UMEM Educational Pearls

Inhaled nitrous oxide gas (N2O) or laughing gas, has a long history of use as anesthetics in dental and medical procedures, and can be used as a single agent for brief pediatric procedures. It has a short half-life of 5 minutes and is eliminated essentially non-metabolized through respirations.
Inhaled N2O has analgesic, anxiolytic, and amnestic properties. The mechanism of analgesia is hypothesized to be similar to that of opioids. Anxiolytic and sedative effect is similar to benzodiazepines and may involve GABA receptors.
The N2O is typically given as a mixture of 30% N2O with 70% O2, although 50:50 mixture is also safe. In the ED, it is usually given as monotherapy, as this meets criteria for minimal sedation. Nitrous oxide concentrations > 50% meet criteria for moderate sedation.
Complications are rare (most commonly, nausea/vomiting). Persistent use or abuse can be habit forming and has been associated with anemia and B12 deficiency. Rare side effects include asthma exacerbation, coughing, laryngospasm, cardiac events, and seizures. High nitrous concentrations can cause hypoxia and asphyxiation if sufficient oxygen isn’t supplied (FiO2 < 25%).


Alai, A. Nitrous Oxide Administration. Medscape/emedicine.

Guideline for Monitoring and Management of Pediatric Patients During and After Sedation Diagnostic and Therapeutic Procedures. American Academy of Pediatrics. 2011
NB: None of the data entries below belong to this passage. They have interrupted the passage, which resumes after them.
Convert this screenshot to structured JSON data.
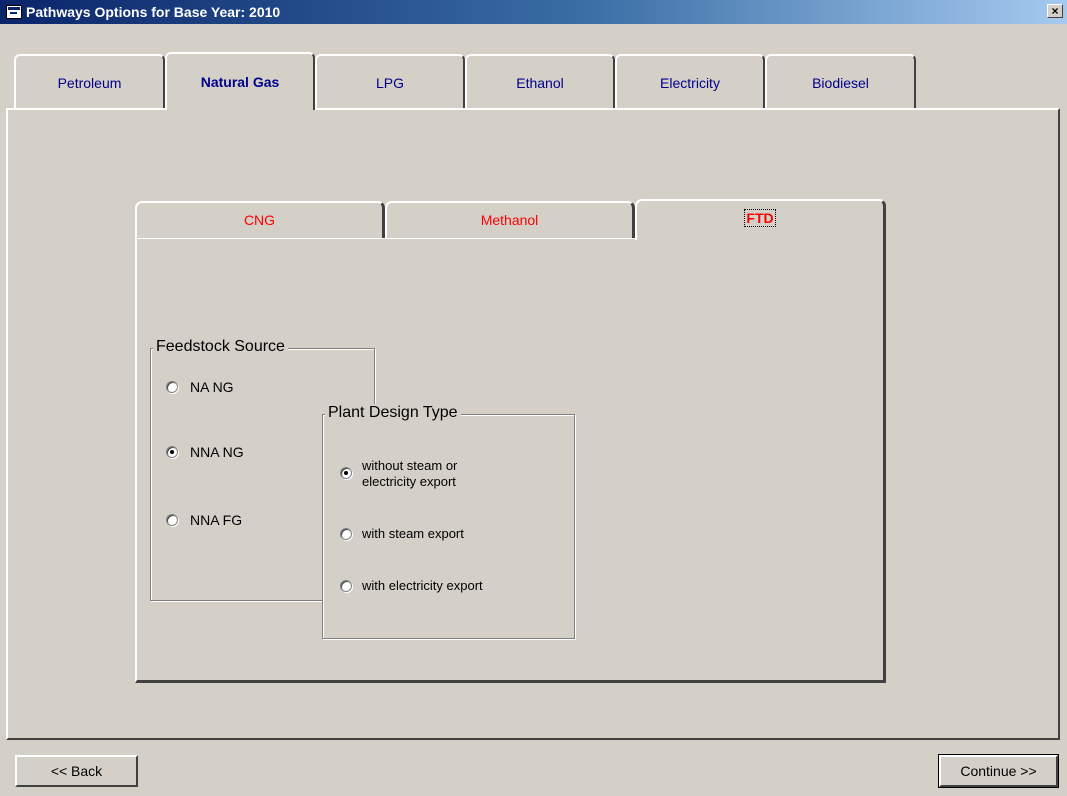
{
  "window": {
    "title": "Pathways Options for Base Year: 2010",
    "close_glyph": "×"
  },
  "outer_tabs": [
    {
      "label": "Petroleum",
      "active": false
    },
    {
      "label": "Natural Gas",
      "active": true
    },
    {
      "label": "LPG",
      "active": false
    },
    {
      "label": "Ethanol",
      "active": false
    },
    {
      "label": "Electricity",
      "active": false
    },
    {
      "label": "Biodiesel",
      "active": false
    }
  ],
  "inner_tabs": [
    {
      "label": "CNG",
      "active": false
    },
    {
      "label": "Methanol",
      "active": false
    },
    {
      "label": "FTD",
      "active": true
    }
  ],
  "feedstock": {
    "legend": "Feedstock Source",
    "options": [
      {
        "label": "NA NG",
        "checked": false
      },
      {
        "label": "NNA NG",
        "checked": true
      },
      {
        "label": "NNA FG",
        "checked": false
      }
    ]
  },
  "plant_design": {
    "legend": "Plant Design Type",
    "options": [
      {
        "label_line1": "without steam or",
        "label_line2": "electricity export",
        "checked": true
      },
      {
        "label": "with steam export",
        "checked": false
      },
      {
        "label": "with electricity export",
        "checked": false
      }
    ]
  },
  "buttons": {
    "back": "<< Back",
    "continue": "Continue >>"
  },
  "colors": {
    "title_start": "#0a246a",
    "tab_text": "#00008b",
    "inner_tab_text": "#ff0000",
    "face": "#d4d0c8"
  }
}
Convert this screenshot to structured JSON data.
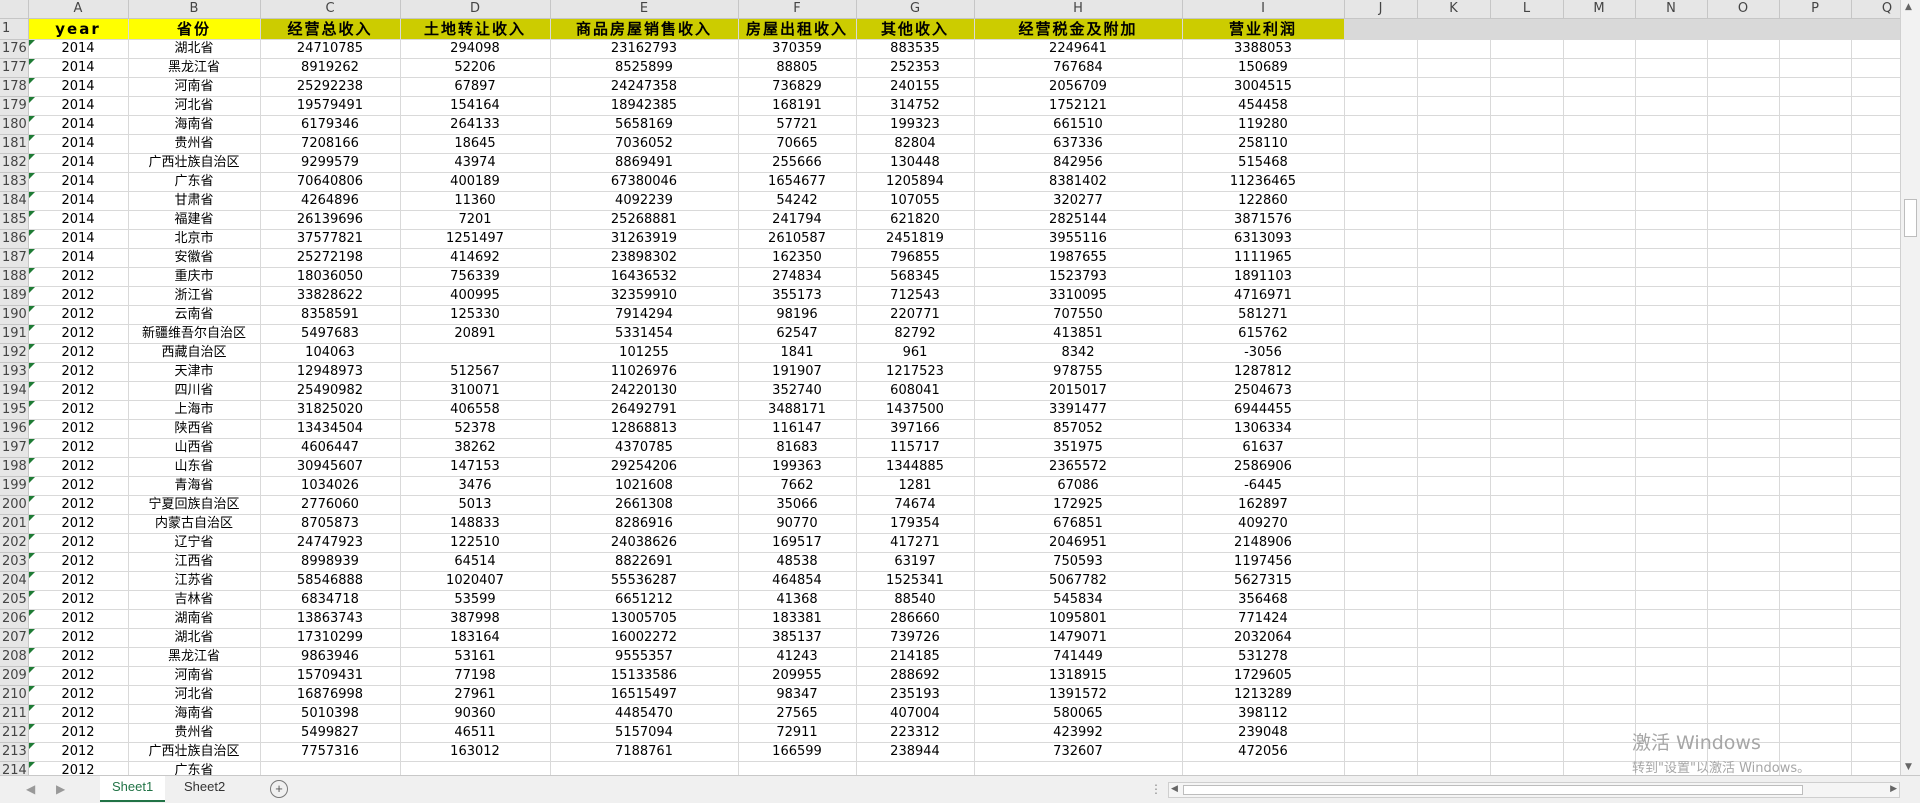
{
  "columns": [
    "A",
    "B",
    "C",
    "D",
    "E",
    "F",
    "G",
    "H",
    "I",
    "J",
    "K",
    "L",
    "M",
    "N",
    "O",
    "P",
    "Q"
  ],
  "header_row": {
    "number": "1",
    "cells": [
      "year",
      "省份",
      "经营总收入",
      "土地转让收入",
      "商品房屋销售收入",
      "房屋出租收入",
      "其他收入",
      "经营税金及附加",
      "营业利润"
    ]
  },
  "rows": [
    {
      "n": "176",
      "c": [
        "2014",
        "湖北省",
        "24710785",
        "294098",
        "23162793",
        "370359",
        "883535",
        "2249641",
        "3388053"
      ]
    },
    {
      "n": "177",
      "c": [
        "2014",
        "黑龙江省",
        "8919262",
        "52206",
        "8525899",
        "88805",
        "252353",
        "767684",
        "150689"
      ]
    },
    {
      "n": "178",
      "c": [
        "2014",
        "河南省",
        "25292238",
        "67897",
        "24247358",
        "736829",
        "240155",
        "2056709",
        "3004515"
      ]
    },
    {
      "n": "179",
      "c": [
        "2014",
        "河北省",
        "19579491",
        "154164",
        "18942385",
        "168191",
        "314752",
        "1752121",
        "454458"
      ]
    },
    {
      "n": "180",
      "c": [
        "2014",
        "海南省",
        "6179346",
        "264133",
        "5658169",
        "57721",
        "199323",
        "661510",
        "119280"
      ]
    },
    {
      "n": "181",
      "c": [
        "2014",
        "贵州省",
        "7208166",
        "18645",
        "7036052",
        "70665",
        "82804",
        "637336",
        "258110"
      ]
    },
    {
      "n": "182",
      "c": [
        "2014",
        "广西壮族自治区",
        "9299579",
        "43974",
        "8869491",
        "255666",
        "130448",
        "842956",
        "515468"
      ]
    },
    {
      "n": "183",
      "c": [
        "2014",
        "广东省",
        "70640806",
        "400189",
        "67380046",
        "1654677",
        "1205894",
        "8381402",
        "11236465"
      ]
    },
    {
      "n": "184",
      "c": [
        "2014",
        "甘肃省",
        "4264896",
        "11360",
        "4092239",
        "54242",
        "107055",
        "320277",
        "122860"
      ]
    },
    {
      "n": "185",
      "c": [
        "2014",
        "福建省",
        "26139696",
        "7201",
        "25268881",
        "241794",
        "621820",
        "2825144",
        "3871576"
      ]
    },
    {
      "n": "186",
      "c": [
        "2014",
        "北京市",
        "37577821",
        "1251497",
        "31263919",
        "2610587",
        "2451819",
        "3955116",
        "6313093"
      ]
    },
    {
      "n": "187",
      "c": [
        "2014",
        "安徽省",
        "25272198",
        "414692",
        "23898302",
        "162350",
        "796855",
        "1987655",
        "1111965"
      ]
    },
    {
      "n": "188",
      "c": [
        "2012",
        "重庆市",
        "18036050",
        "756339",
        "16436532",
        "274834",
        "568345",
        "1523793",
        "1891103"
      ]
    },
    {
      "n": "189",
      "c": [
        "2012",
        "浙江省",
        "33828622",
        "400995",
        "32359910",
        "355173",
        "712543",
        "3310095",
        "4716971"
      ]
    },
    {
      "n": "190",
      "c": [
        "2012",
        "云南省",
        "8358591",
        "125330",
        "7914294",
        "98196",
        "220771",
        "707550",
        "581271"
      ]
    },
    {
      "n": "191",
      "c": [
        "2012",
        "新疆维吾尔自治区",
        "5497683",
        "20891",
        "5331454",
        "62547",
        "82792",
        "413851",
        "615762"
      ]
    },
    {
      "n": "192",
      "c": [
        "2012",
        "西藏自治区",
        "104063",
        "",
        "101255",
        "1841",
        "961",
        "8342",
        "-3056"
      ]
    },
    {
      "n": "193",
      "c": [
        "2012",
        "天津市",
        "12948973",
        "512567",
        "11026976",
        "191907",
        "1217523",
        "978755",
        "1287812"
      ]
    },
    {
      "n": "194",
      "c": [
        "2012",
        "四川省",
        "25490982",
        "310071",
        "24220130",
        "352740",
        "608041",
        "2015017",
        "2504673"
      ]
    },
    {
      "n": "195",
      "c": [
        "2012",
        "上海市",
        "31825020",
        "406558",
        "26492791",
        "3488171",
        "1437500",
        "3391477",
        "6944455"
      ]
    },
    {
      "n": "196",
      "c": [
        "2012",
        "陕西省",
        "13434504",
        "52378",
        "12868813",
        "116147",
        "397166",
        "857052",
        "1306334"
      ]
    },
    {
      "n": "197",
      "c": [
        "2012",
        "山西省",
        "4606447",
        "38262",
        "4370785",
        "81683",
        "115717",
        "351975",
        "61637"
      ]
    },
    {
      "n": "198",
      "c": [
        "2012",
        "山东省",
        "30945607",
        "147153",
        "29254206",
        "199363",
        "1344885",
        "2365572",
        "2586906"
      ]
    },
    {
      "n": "199",
      "c": [
        "2012",
        "青海省",
        "1034026",
        "3476",
        "1021608",
        "7662",
        "1281",
        "67086",
        "-6445"
      ]
    },
    {
      "n": "200",
      "c": [
        "2012",
        "宁夏回族自治区",
        "2776060",
        "5013",
        "2661308",
        "35066",
        "74674",
        "172925",
        "162897"
      ]
    },
    {
      "n": "201",
      "c": [
        "2012",
        "内蒙古自治区",
        "8705873",
        "148833",
        "8286916",
        "90770",
        "179354",
        "676851",
        "409270"
      ]
    },
    {
      "n": "202",
      "c": [
        "2012",
        "辽宁省",
        "24747923",
        "122510",
        "24038626",
        "169517",
        "417271",
        "2046951",
        "2148906"
      ]
    },
    {
      "n": "203",
      "c": [
        "2012",
        "江西省",
        "8998939",
        "64514",
        "8822691",
        "48538",
        "63197",
        "750593",
        "1197456"
      ]
    },
    {
      "n": "204",
      "c": [
        "2012",
        "江苏省",
        "58546888",
        "1020407",
        "55536287",
        "464854",
        "1525341",
        "5067782",
        "5627315"
      ]
    },
    {
      "n": "205",
      "c": [
        "2012",
        "吉林省",
        "6834718",
        "53599",
        "6651212",
        "41368",
        "88540",
        "545834",
        "356468"
      ]
    },
    {
      "n": "206",
      "c": [
        "2012",
        "湖南省",
        "13863743",
        "387998",
        "13005705",
        "183381",
        "286660",
        "1095801",
        "771424"
      ]
    },
    {
      "n": "207",
      "c": [
        "2012",
        "湖北省",
        "17310299",
        "183164",
        "16002272",
        "385137",
        "739726",
        "1479071",
        "2032064"
      ]
    },
    {
      "n": "208",
      "c": [
        "2012",
        "黑龙江省",
        "9863946",
        "53161",
        "9555357",
        "41243",
        "214185",
        "741449",
        "531278"
      ]
    },
    {
      "n": "209",
      "c": [
        "2012",
        "河南省",
        "15709431",
        "77198",
        "15133586",
        "209955",
        "288692",
        "1318915",
        "1729605"
      ]
    },
    {
      "n": "210",
      "c": [
        "2012",
        "河北省",
        "16876998",
        "27961",
        "16515497",
        "98347",
        "235193",
        "1391572",
        "1213289"
      ]
    },
    {
      "n": "211",
      "c": [
        "2012",
        "海南省",
        "5010398",
        "90360",
        "4485470",
        "27565",
        "407004",
        "580065",
        "398112"
      ]
    },
    {
      "n": "212",
      "c": [
        "2012",
        "贵州省",
        "5499827",
        "46511",
        "5157094",
        "72911",
        "223312",
        "423992",
        "239048"
      ]
    },
    {
      "n": "213",
      "c": [
        "2012",
        "广西壮族自治区",
        "7757316",
        "163012",
        "7188761",
        "166599",
        "238944",
        "732607",
        "472056"
      ]
    },
    {
      "n": "214",
      "c": [
        "2012",
        "广东省",
        "",
        "",
        "",
        "",
        "",
        "",
        ""
      ]
    }
  ],
  "sheet_tabs": [
    "Sheet1",
    "Sheet2"
  ],
  "active_tab": "Sheet1",
  "add_sheet_icon": "+",
  "watermark": {
    "line1": "激活 Windows",
    "line2": "转到\"设置\"以激活 Windows。"
  },
  "colors": {
    "header_fill_yellow": "#ffff00",
    "header_fill_olive": "#cccc00",
    "accent": "#217346",
    "error_triangle": "#1e7b34"
  }
}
Clinical Policy: Critical Issues in the Sedation of Pediatric Patients in the Emergency Department. Annals of Emergency Medicine, 51(4):378-399 (2008)